• [Task statement]: Each record in the listing below is to be duplicated exactly.

• [Data for processing]:
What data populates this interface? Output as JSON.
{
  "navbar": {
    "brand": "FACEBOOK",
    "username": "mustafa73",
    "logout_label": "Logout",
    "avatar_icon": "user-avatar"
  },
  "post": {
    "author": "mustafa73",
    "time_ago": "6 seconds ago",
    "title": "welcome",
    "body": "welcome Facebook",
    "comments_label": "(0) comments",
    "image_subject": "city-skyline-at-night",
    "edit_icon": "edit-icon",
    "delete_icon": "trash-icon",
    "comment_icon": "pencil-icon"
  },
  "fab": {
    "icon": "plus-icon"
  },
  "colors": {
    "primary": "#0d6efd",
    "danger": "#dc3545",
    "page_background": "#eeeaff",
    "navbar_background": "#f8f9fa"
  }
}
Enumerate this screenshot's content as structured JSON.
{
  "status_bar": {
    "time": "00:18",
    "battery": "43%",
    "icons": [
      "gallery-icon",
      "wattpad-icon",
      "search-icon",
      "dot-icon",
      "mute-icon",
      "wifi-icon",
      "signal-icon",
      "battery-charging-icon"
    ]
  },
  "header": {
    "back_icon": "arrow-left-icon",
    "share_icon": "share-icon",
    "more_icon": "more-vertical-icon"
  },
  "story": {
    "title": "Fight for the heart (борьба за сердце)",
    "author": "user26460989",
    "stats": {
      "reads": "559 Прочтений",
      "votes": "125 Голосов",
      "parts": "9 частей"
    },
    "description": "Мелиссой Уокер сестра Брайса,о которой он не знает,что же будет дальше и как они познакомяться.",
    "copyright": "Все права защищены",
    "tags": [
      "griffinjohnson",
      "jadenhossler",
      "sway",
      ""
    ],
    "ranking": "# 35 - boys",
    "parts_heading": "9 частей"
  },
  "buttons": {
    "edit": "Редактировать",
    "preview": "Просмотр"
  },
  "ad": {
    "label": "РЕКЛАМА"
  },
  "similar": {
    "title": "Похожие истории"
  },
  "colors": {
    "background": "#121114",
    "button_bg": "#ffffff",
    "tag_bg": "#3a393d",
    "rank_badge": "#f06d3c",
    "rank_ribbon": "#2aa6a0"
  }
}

• [Exercise output]:
What data populates this interface? Output as JSON.
{
  "navbar": {
    "brand": "FACEBOOK",
    "username": "mustafa73",
    "logout_label": "Logout",
    "avatar_icon": "user-avatar"
  },
  "post": {
    "author": "mustafa73",
    "time_ago": "6 seconds ago",
    "title": "welcome",
    "body": "welcome Facebook",
    "comments_label": "(0) comments",
    "image_subject": "city-skyline-at-night",
    "edit_icon": "edit-icon",
    "delete_icon": "trash-icon",
    "comment_icon": "pencil-icon"
  },
  "fab": {
    "icon": "plus-icon"
  },
  "colors": {
    "primary": "#0d6efd",
    "danger": "#dc3545",
    "page_background": "#eeeaff",
    "navbar_background": "#f8f9fa"
  }
}
Enumerate this screenshot's content as structured JSON.
{
  "status_bar": {
    "time": "00:18",
    "battery": "43%",
    "icons": [
      "gallery-icon",
      "wattpad-icon",
      "search-icon",
      "dot-icon",
      "mute-icon",
      "wifi-icon",
      "signal-icon",
      "battery-charging-icon"
    ]
  },
  "header": {
    "back_icon": "arrow-left-icon",
    "share_icon": "share-icon",
    "more_icon": "more-vertical-icon"
  },
  "story": {
    "title": "Fight for the heart (борьба за сердце)",
    "author": "user26460989",
    "stats": {
      "reads": "559 Прочтений",
      "votes": "125 Голосов",
      "parts": "9 частей"
    },
    "description": "Мелиссой Уокер сестра Брайса,о которой он не знает,что же будет дальше и как они познакомяться.",
    "copyright": "Все права защищены",
    "tags": [
      "griffinjohnson",
      "jadenhossler",
      "sway",
      ""
    ],
    "ranking": "# 35 - boys",
    "parts_heading": "9 частей"
  },
  "buttons": {
    "edit": "Редактировать",
    "preview": "Просмотр"
  },
  "ad": {
    "label": "РЕКЛАМА"
  },
  "similar": {
    "title": "Похожие истории"
  },
  "colors": {
    "background": "#121114",
    "button_bg": "#ffffff",
    "tag_bg": "#3a393d",
    "rank_badge": "#f06d3c",
    "rank_ribbon": "#2aa6a0"
  }
}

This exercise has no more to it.